▶ **How to complete this task**
Verbatim copy, images excluded: write out each record shown below.

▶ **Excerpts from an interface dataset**

"""

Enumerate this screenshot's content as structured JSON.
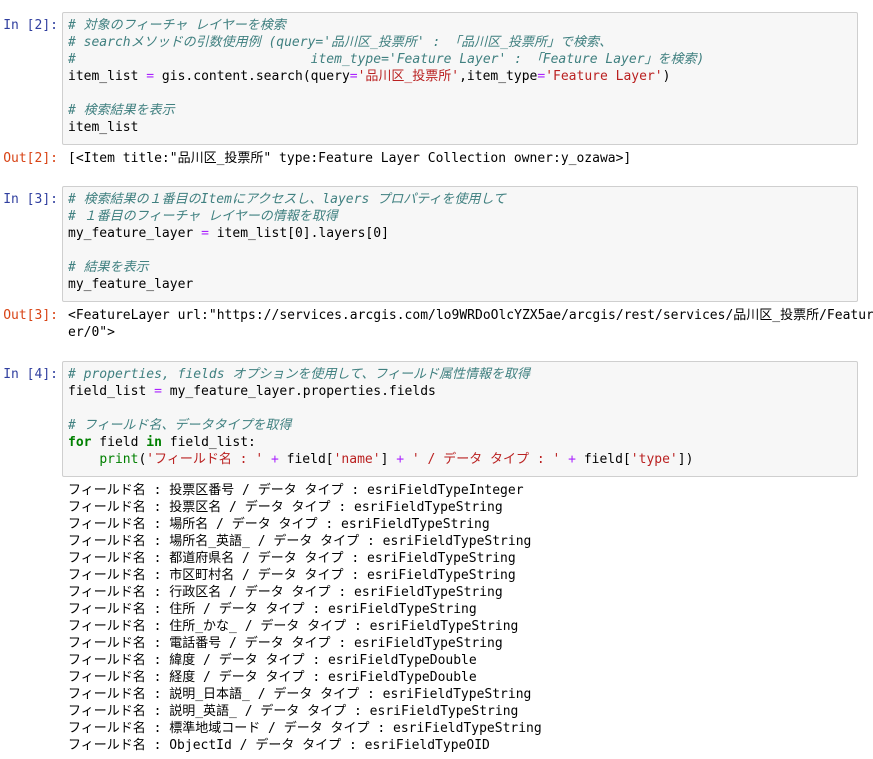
{
  "cells": [
    {
      "in_prompt": "In [2]:",
      "code": [
        [
          {
            "t": "cm",
            "v": "# 対象のフィーチャ レイヤーを検索"
          }
        ],
        [
          {
            "t": "cm",
            "v": "# searchメソッドの引数使用例 (query='品川区_投票所' : 「品川区_投票所」で検索、"
          }
        ],
        [
          {
            "t": "cm",
            "v": "#                              item_type='Feature Layer' : 「Feature Layer」を検索)"
          }
        ],
        [
          {
            "t": "nm",
            "v": "item_list "
          },
          {
            "t": "op",
            "v": "="
          },
          {
            "t": "nm",
            "v": " gis.content.search(query"
          },
          {
            "t": "op",
            "v": "="
          },
          {
            "t": "str",
            "v": "'品川区_投票所'"
          },
          {
            "t": "nm",
            "v": ",item_type"
          },
          {
            "t": "op",
            "v": "="
          },
          {
            "t": "str",
            "v": "'Feature Layer'"
          },
          {
            "t": "nm",
            "v": ")"
          }
        ],
        [],
        [
          {
            "t": "cm",
            "v": "# 検索結果を表示"
          }
        ],
        [
          {
            "t": "nm",
            "v": "item_list"
          }
        ]
      ],
      "out_prompt": "Out[2]:",
      "output": [
        "[<Item title:\"品川区_投票所\" type:Feature Layer Collection owner:y_ozawa>]"
      ]
    },
    {
      "in_prompt": "In [3]:",
      "code": [
        [
          {
            "t": "cm",
            "v": "# 検索結果の１番目のItemにアクセスし、layers プロパティを使用して"
          }
        ],
        [
          {
            "t": "cm",
            "v": "# １番目のフィーチャ レイヤーの情報を取得"
          }
        ],
        [
          {
            "t": "nm",
            "v": "my_feature_layer "
          },
          {
            "t": "op",
            "v": "="
          },
          {
            "t": "nm",
            "v": " item_list[0].layers[0]"
          }
        ],
        [],
        [
          {
            "t": "cm",
            "v": "# 結果を表示"
          }
        ],
        [
          {
            "t": "nm",
            "v": "my_feature_layer"
          }
        ]
      ],
      "out_prompt": "Out[3]:",
      "output": [
        "<FeatureLayer url:\"https://services.arcgis.com/lo9WRDoOlcYZX5ae/arcgis/rest/services/品川区_投票所/FeatureServ",
        "er/0\">"
      ]
    },
    {
      "in_prompt": "In [4]:",
      "code": [
        [
          {
            "t": "cm",
            "v": "# properties, fields オプションを使用して、フィールド属性情報を取得"
          }
        ],
        [
          {
            "t": "nm",
            "v": "field_list "
          },
          {
            "t": "op",
            "v": "="
          },
          {
            "t": "nm",
            "v": " my_feature_layer.properties.fields"
          }
        ],
        [],
        [
          {
            "t": "cm",
            "v": "# フィールド名、データタイプを取得"
          }
        ],
        [
          {
            "t": "kw",
            "v": "for"
          },
          {
            "t": "nm",
            "v": " field "
          },
          {
            "t": "kw",
            "v": "in"
          },
          {
            "t": "nm",
            "v": " field_list:"
          }
        ],
        [
          {
            "t": "nm",
            "v": "    "
          },
          {
            "t": "bi",
            "v": "print"
          },
          {
            "t": "nm",
            "v": "("
          },
          {
            "t": "str",
            "v": "'フィールド名 : '"
          },
          {
            "t": "nm",
            "v": " "
          },
          {
            "t": "op",
            "v": "+"
          },
          {
            "t": "nm",
            "v": " field["
          },
          {
            "t": "str",
            "v": "'name'"
          },
          {
            "t": "nm",
            "v": "] "
          },
          {
            "t": "op",
            "v": "+"
          },
          {
            "t": "nm",
            "v": " "
          },
          {
            "t": "str",
            "v": "' / データ タイプ : '"
          },
          {
            "t": "nm",
            "v": " "
          },
          {
            "t": "op",
            "v": "+"
          },
          {
            "t": "nm",
            "v": " field["
          },
          {
            "t": "str",
            "v": "'type'"
          },
          {
            "t": "nm",
            "v": "])"
          }
        ]
      ],
      "out_prompt": "",
      "output": [
        "フィールド名 : 投票区番号 / データ タイプ : esriFieldTypeInteger",
        "フィールド名 : 投票区名 / データ タイプ : esriFieldTypeString",
        "フィールド名 : 場所名 / データ タイプ : esriFieldTypeString",
        "フィールド名 : 場所名_英語_ / データ タイプ : esriFieldTypeString",
        "フィールド名 : 都道府県名 / データ タイプ : esriFieldTypeString",
        "フィールド名 : 市区町村名 / データ タイプ : esriFieldTypeString",
        "フィールド名 : 行政区名 / データ タイプ : esriFieldTypeString",
        "フィールド名 : 住所 / データ タイプ : esriFieldTypeString",
        "フィールド名 : 住所_かな_ / データ タイプ : esriFieldTypeString",
        "フィールド名 : 電話番号 / データ タイプ : esriFieldTypeString",
        "フィールド名 : 緯度 / データ タイプ : esriFieldTypeDouble",
        "フィールド名 : 経度 / データ タイプ : esriFieldTypeDouble",
        "フィールド名 : 説明_日本語_ / データ タイプ : esriFieldTypeString",
        "フィールド名 : 説明_英語_ / データ タイプ : esriFieldTypeString",
        "フィールド名 : 標準地域コード / データ タイプ : esriFieldTypeString",
        "フィールド名 : ObjectId / データ タイプ : esriFieldTypeOID"
      ]
    }
  ]
}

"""

▶ **Output**
Enumerate this screenshot's content as structured JSON.
{
  "cells": [
    {
      "in_prompt": "In [2]:",
      "code": [
        [
          {
            "t": "cm",
            "v": "# 対象のフィーチャ レイヤーを検索"
          }
        ],
        [
          {
            "t": "cm",
            "v": "# searchメソッドの引数使用例 (query='品川区_投票所' : 「品川区_投票所」で検索、"
          }
        ],
        [
          {
            "t": "cm",
            "v": "#                              item_type='Feature Layer' : 「Feature Layer」を検索)"
          }
        ],
        [
          {
            "t": "nm",
            "v": "item_list "
          },
          {
            "t": "op",
            "v": "="
          },
          {
            "t": "nm",
            "v": " gis.content.search(query"
          },
          {
            "t": "op",
            "v": "="
          },
          {
            "t": "str",
            "v": "'品川区_投票所'"
          },
          {
            "t": "nm",
            "v": ",item_type"
          },
          {
            "t": "op",
            "v": "="
          },
          {
            "t": "str",
            "v": "'Feature Layer'"
          },
          {
            "t": "nm",
            "v": ")"
          }
        ],
        [],
        [
          {
            "t": "cm",
            "v": "# 検索結果を表示"
          }
        ],
        [
          {
            "t": "nm",
            "v": "item_list"
          }
        ]
      ],
      "out_prompt": "Out[2]:",
      "output": [
        "[<Item title:\"品川区_投票所\" type:Feature Layer Collection owner:y_ozawa>]"
      ]
    },
    {
      "in_prompt": "In [3]:",
      "code": [
        [
          {
            "t": "cm",
            "v": "# 検索結果の１番目のItemにアクセスし、layers プロパティを使用して"
          }
        ],
        [
          {
            "t": "cm",
            "v": "# １番目のフィーチャ レイヤーの情報を取得"
          }
        ],
        [
          {
            "t": "nm",
            "v": "my_feature_layer "
          },
          {
            "t": "op",
            "v": "="
          },
          {
            "t": "nm",
            "v": " item_list[0].layers[0]"
          }
        ],
        [],
        [
          {
            "t": "cm",
            "v": "# 結果を表示"
          }
        ],
        [
          {
            "t": "nm",
            "v": "my_feature_layer"
          }
        ]
      ],
      "out_prompt": "Out[3]:",
      "output": [
        "<FeatureLayer url:\"https://services.arcgis.com/lo9WRDoOlcYZX5ae/arcgis/rest/services/品川区_投票所/FeatureServ",
        "er/0\">"
      ]
    },
    {
      "in_prompt": "In [4]:",
      "code": [
        [
          {
            "t": "cm",
            "v": "# properties, fields オプションを使用して、フィールド属性情報を取得"
          }
        ],
        [
          {
            "t": "nm",
            "v": "field_list "
          },
          {
            "t": "op",
            "v": "="
          },
          {
            "t": "nm",
            "v": " my_feature_layer.properties.fields"
          }
        ],
        [],
        [
          {
            "t": "cm",
            "v": "# フィールド名、データタイプを取得"
          }
        ],
        [
          {
            "t": "kw",
            "v": "for"
          },
          {
            "t": "nm",
            "v": " field "
          },
          {
            "t": "kw",
            "v": "in"
          },
          {
            "t": "nm",
            "v": " field_list:"
          }
        ],
        [
          {
            "t": "nm",
            "v": "    "
          },
          {
            "t": "bi",
            "v": "print"
          },
          {
            "t": "nm",
            "v": "("
          },
          {
            "t": "str",
            "v": "'フィールド名 : '"
          },
          {
            "t": "nm",
            "v": " "
          },
          {
            "t": "op",
            "v": "+"
          },
          {
            "t": "nm",
            "v": " field["
          },
          {
            "t": "str",
            "v": "'name'"
          },
          {
            "t": "nm",
            "v": "] "
          },
          {
            "t": "op",
            "v": "+"
          },
          {
            "t": "nm",
            "v": " "
          },
          {
            "t": "str",
            "v": "' / データ タイプ : '"
          },
          {
            "t": "nm",
            "v": " "
          },
          {
            "t": "op",
            "v": "+"
          },
          {
            "t": "nm",
            "v": " field["
          },
          {
            "t": "str",
            "v": "'type'"
          },
          {
            "t": "nm",
            "v": "])"
          }
        ]
      ],
      "out_prompt": "",
      "output": [
        "フィールド名 : 投票区番号 / データ タイプ : esriFieldTypeInteger",
        "フィールド名 : 投票区名 / データ タイプ : esriFieldTypeString",
        "フィールド名 : 場所名 / データ タイプ : esriFieldTypeString",
        "フィールド名 : 場所名_英語_ / データ タイプ : esriFieldTypeString",
        "フィールド名 : 都道府県名 / データ タイプ : esriFieldTypeString",
        "フィールド名 : 市区町村名 / データ タイプ : esriFieldTypeString",
        "フィールド名 : 行政区名 / データ タイプ : esriFieldTypeString",
        "フィールド名 : 住所 / データ タイプ : esriFieldTypeString",
        "フィールド名 : 住所_かな_ / データ タイプ : esriFieldTypeString",
        "フィールド名 : 電話番号 / データ タイプ : esriFieldTypeString",
        "フィールド名 : 緯度 / データ タイプ : esriFieldTypeDouble",
        "フィールド名 : 経度 / データ タイプ : esriFieldTypeDouble",
        "フィールド名 : 説明_日本語_ / データ タイプ : esriFieldTypeString",
        "フィールド名 : 説明_英語_ / データ タイプ : esriFieldTypeString",
        "フィールド名 : 標準地域コード / データ タイプ : esriFieldTypeString",
        "フィールド名 : ObjectId / データ タイプ : esriFieldTypeOID"
      ]
    }
  ]
}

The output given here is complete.